The action must be dismissed as against the late Mayor Corning in any event. Although the Mayor approved plaintiff's hiring, he had nothing to do with plaintiff's dismissal. The action also must be dismissed as against the City of Albany, since the doctrine of respondeat superior is not available in § 1983 actions, Polk County v. Dodson, 454 U.S. 312, 102 S. Ct. 445, 70 L. Ed. 2d 509 (1981), and there is no indication that any constitutional violation took place with the City's authorization, approval or encouragement, Turpin v. Mailet, 619 F.2d 196 (2d Cir.1980), cert. denied 449 U.S. 1016, 101 S. Ct. 577, 66 L. Ed. 2d 475 (1980). Plaintiff's § 1985 action is not maintainable in any event, since he has failed to demonstrate that he was the victim of a racial or other class-based animus. See Griffin v. Breckenridge, 403 U.S. 88, 91 S. Ct. 1790, 29 L. Ed. 2d 338 (1971).
I direct the entry of judgment for the defendants in accordance with the foregoing. The motions made at the close of plaintiff's evidence, upon which decision was reserved, are denied in all respects.
Unless otherwise stated, all stipulations apply at all times relevant to this action.
1. The transcript of testimony at the hearing on charges against Willard Van Valkenburg (Plaintiff's Exhibit 6) is a true, complete and accurate transcript of the questions asked and answers given at that hearing.
2. The transcript of testimony appearing as Plaintiff's Exhibit 15 for identification is a true, complete and accurate transcript of the questions asked and answers given before the Public Employment Relations Board on December 2, 1975 in Case No. U-1758.
3. Between 1942 and the present, the defendant Erastus Corning, II has been Mayor of the City of Albany.
4. Erastus Corning, II is presently unavailable as a witness as that term is defined in FRCP 32(a)(3) and FRE 804(a)(4) and the testimony given by him at a deposition held on December 3, 1981 qualifies as former testimony as that term is defined in FRE 804(b)(1).

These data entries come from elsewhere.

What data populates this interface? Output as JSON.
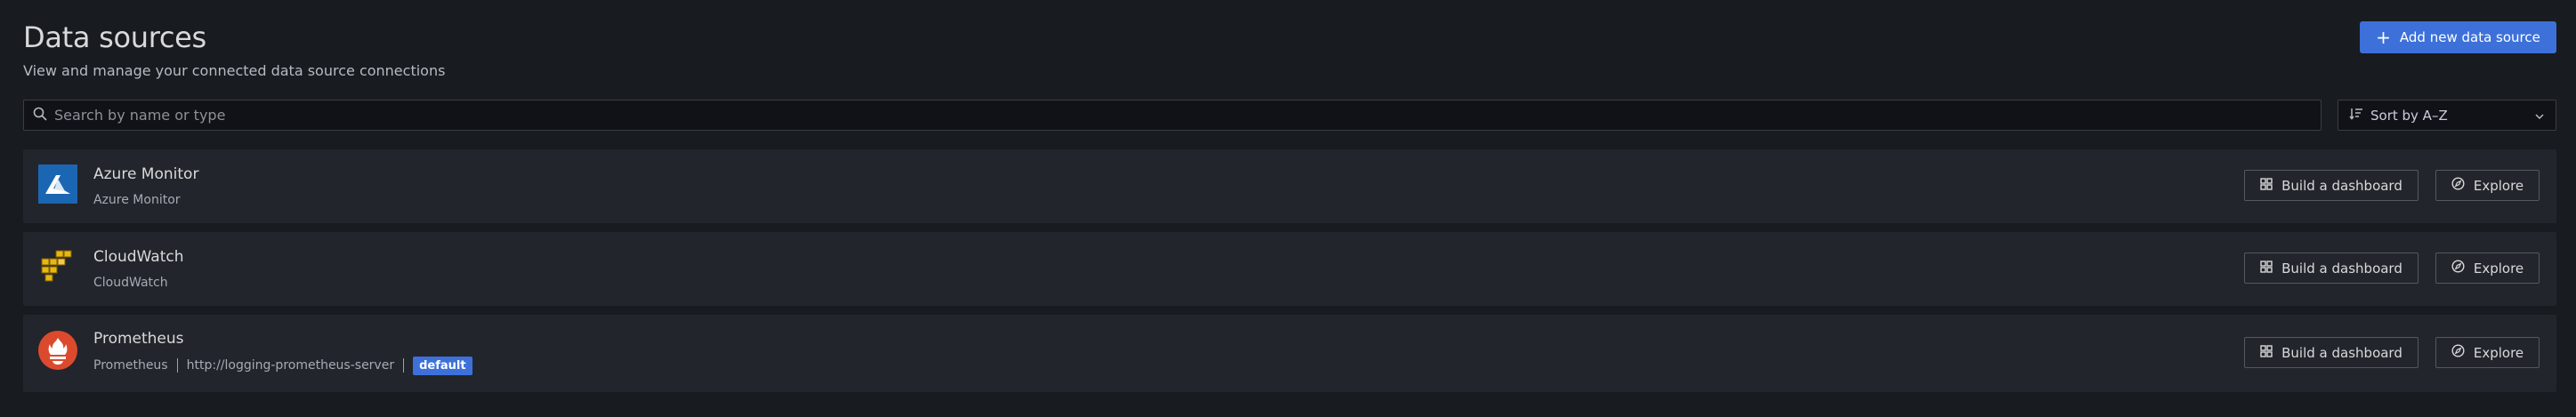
{
  "page": {
    "title": "Data sources",
    "subtitle": "View and manage your connected data source connections"
  },
  "actions": {
    "add_label": "Add new data source"
  },
  "filters": {
    "search_placeholder": "Search by name or type",
    "sort_label": "Sort by A–Z"
  },
  "datasources": [
    {
      "name": "Azure Monitor",
      "type": "Azure Monitor",
      "logo_icon": "azure-monitor-logo",
      "build_label": "Build a dashboard",
      "explore_label": "Explore"
    },
    {
      "name": "CloudWatch",
      "type": "CloudWatch",
      "logo_icon": "cloudwatch-logo",
      "build_label": "Build a dashboard",
      "explore_label": "Explore"
    },
    {
      "name": "Prometheus",
      "type": "Prometheus",
      "url": "http://logging-prometheus-server",
      "badge": "default",
      "logo_icon": "prometheus-logo",
      "build_label": "Build a dashboard",
      "explore_label": "Explore"
    }
  ],
  "colors": {
    "background": "#181b1f",
    "card": "#22252b",
    "primary": "#3d71d9",
    "azure": "#1b66b3",
    "cloudwatch": "#e8b80f",
    "prometheus": "#dc4a2e"
  }
}
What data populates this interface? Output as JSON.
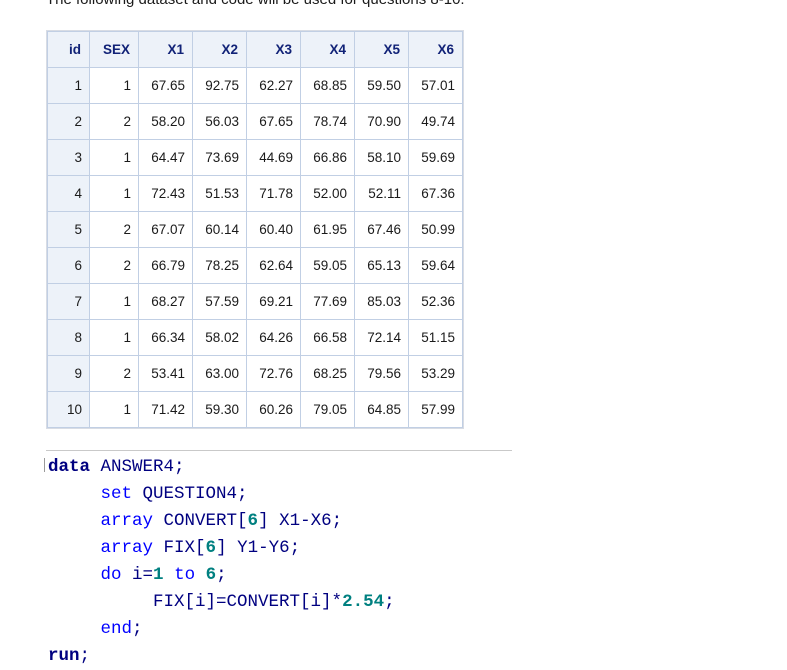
{
  "intro": "The following dataset and code will be used for questions 8-10.",
  "table": {
    "headers": [
      "id",
      "SEX",
      "X1",
      "X2",
      "X3",
      "X4",
      "X5",
      "X6"
    ],
    "rows": [
      [
        "1",
        "1",
        "67.65",
        "92.75",
        "62.27",
        "68.85",
        "59.50",
        "57.01"
      ],
      [
        "2",
        "2",
        "58.20",
        "56.03",
        "67.65",
        "78.74",
        "70.90",
        "49.74"
      ],
      [
        "3",
        "1",
        "64.47",
        "73.69",
        "44.69",
        "66.86",
        "58.10",
        "59.69"
      ],
      [
        "4",
        "1",
        "72.43",
        "51.53",
        "71.78",
        "52.00",
        "52.11",
        "67.36"
      ],
      [
        "5",
        "2",
        "67.07",
        "60.14",
        "60.40",
        "61.95",
        "67.46",
        "50.99"
      ],
      [
        "6",
        "2",
        "66.79",
        "78.25",
        "62.64",
        "59.05",
        "65.13",
        "59.64"
      ],
      [
        "7",
        "1",
        "68.27",
        "57.59",
        "69.21",
        "77.69",
        "85.03",
        "52.36"
      ],
      [
        "8",
        "1",
        "66.34",
        "58.02",
        "64.26",
        "66.58",
        "72.14",
        "51.15"
      ],
      [
        "9",
        "2",
        "53.41",
        "63.00",
        "72.76",
        "68.25",
        "79.56",
        "53.29"
      ],
      [
        "10",
        "1",
        "71.42",
        "59.30",
        "60.26",
        "79.05",
        "64.85",
        "57.99"
      ]
    ]
  },
  "code": {
    "l1_kw": "data",
    "l1_rest": " ANSWER4;",
    "l2_indent": "     ",
    "l2_kw": "set",
    "l2_rest": " QUESTION4;",
    "l3_kw": "array",
    "l3_a": " CONVERT[",
    "l3_num": "6",
    "l3_b": "] X1-X6;",
    "l4_kw": "array",
    "l4_a": " FIX[",
    "l4_num": "6",
    "l4_b": "] Y1-Y6;",
    "l5_kw": "do",
    "l5_a": " i=",
    "l5_n1": "1",
    "l5_to": " to ",
    "l5_n2": "6",
    "l5_end": ";",
    "l6_indent": "          ",
    "l6_a": "FIX[i]=CONVERT[i]*",
    "l6_num": "2.54",
    "l6_end": ";",
    "l7_kw": "end",
    "l7_end": ";",
    "l8_kw": "run",
    "l8_end": ";"
  }
}
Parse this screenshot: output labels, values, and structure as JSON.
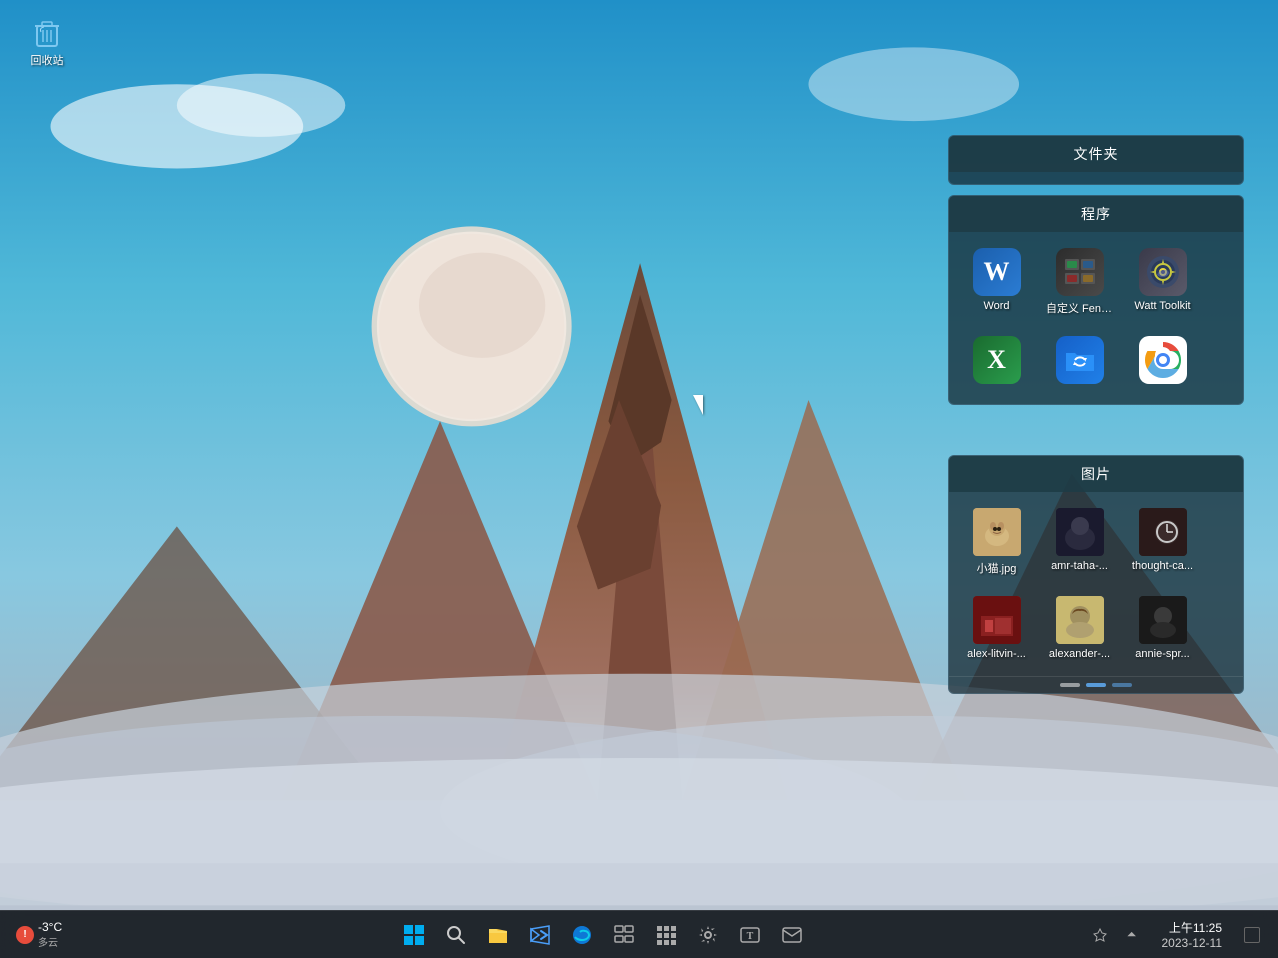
{
  "desktop": {
    "recycle_bin_label": "回收站"
  },
  "fence_folder": {
    "title": "文件夹"
  },
  "fence_programs": {
    "title": "程序",
    "items": [
      {
        "id": "word",
        "label": "Word",
        "icon_type": "word"
      },
      {
        "id": "fences",
        "label": "自定义 Fences",
        "icon_type": "fences"
      },
      {
        "id": "watt",
        "label": "Watt Toolkit",
        "icon_type": "watt"
      },
      {
        "id": "excel",
        "label": "",
        "icon_type": "excel"
      },
      {
        "id": "folder-blue",
        "label": "",
        "icon_type": "folder"
      },
      {
        "id": "chrome",
        "label": "",
        "icon_type": "chrome"
      }
    ]
  },
  "fence_pictures": {
    "title": "图片",
    "items": [
      {
        "id": "cat",
        "label": "小猫.jpg",
        "thumb": "cat"
      },
      {
        "id": "amr",
        "label": "amr-taha-...",
        "thumb": "dark"
      },
      {
        "id": "thought",
        "label": "thought-ca...",
        "thumb": "watch"
      },
      {
        "id": "alex-l",
        "label": "alex-litvin-...",
        "thumb": "red"
      },
      {
        "id": "alexander",
        "label": "alexander-...",
        "thumb": "hair"
      },
      {
        "id": "annie",
        "label": "annie-spr...",
        "thumb": "dark2"
      }
    ]
  },
  "taskbar": {
    "weather_temp": "-3°C",
    "weather_desc": "多云",
    "time": "上午11:25",
    "date": "2023-12-11",
    "icons": [
      {
        "id": "start",
        "symbol": "⊞",
        "label": "开始"
      },
      {
        "id": "search",
        "symbol": "🔍",
        "label": "搜索"
      },
      {
        "id": "explorer",
        "symbol": "📁",
        "label": "文件管理器"
      },
      {
        "id": "vscode",
        "symbol": "◈",
        "label": "VS Code"
      },
      {
        "id": "edge",
        "symbol": "⬡",
        "label": "Edge"
      },
      {
        "id": "fences-tb",
        "symbol": "⊟",
        "label": "Fences"
      },
      {
        "id": "taskbar-icon6",
        "symbol": "⊞",
        "label": "图标6"
      },
      {
        "id": "settings",
        "symbol": "⚙",
        "label": "设置"
      },
      {
        "id": "typora",
        "symbol": "◧",
        "label": "Typora"
      },
      {
        "id": "email",
        "symbol": "✉",
        "label": "邮件"
      }
    ]
  }
}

5. The Commissioner of Public Works of the City of Albany reports directly to the Mayor.
6. From January 1, 1974 to the present, the defendant Harry F. Maikels has been Commissioner of Public Works of the City of Albany.
7. Between January 1, 1974 and 1978, the Department of Public Works had Bureaus of Streets, Parks, Sanitation, Pumping Station, Landfill, Golf Course, Central Garage and Engineering (* * * Maikels, 68-84).
8. The Bureaus of Sanitation, Parks, Landfill and Golf Course each had a superintendent (* * * Maikels, 44).
9. The superintendents of the Bureaus of Sanitation, Parks, Landfill and Golf Course reported directly to the Commissioner of Public Works (* * * Maikels, 44).
10. The Superintendents of the Sanitation, Parks, Landfill and Golf Course were responsible within their bureaus for assigning and supervising work being performed by crews ...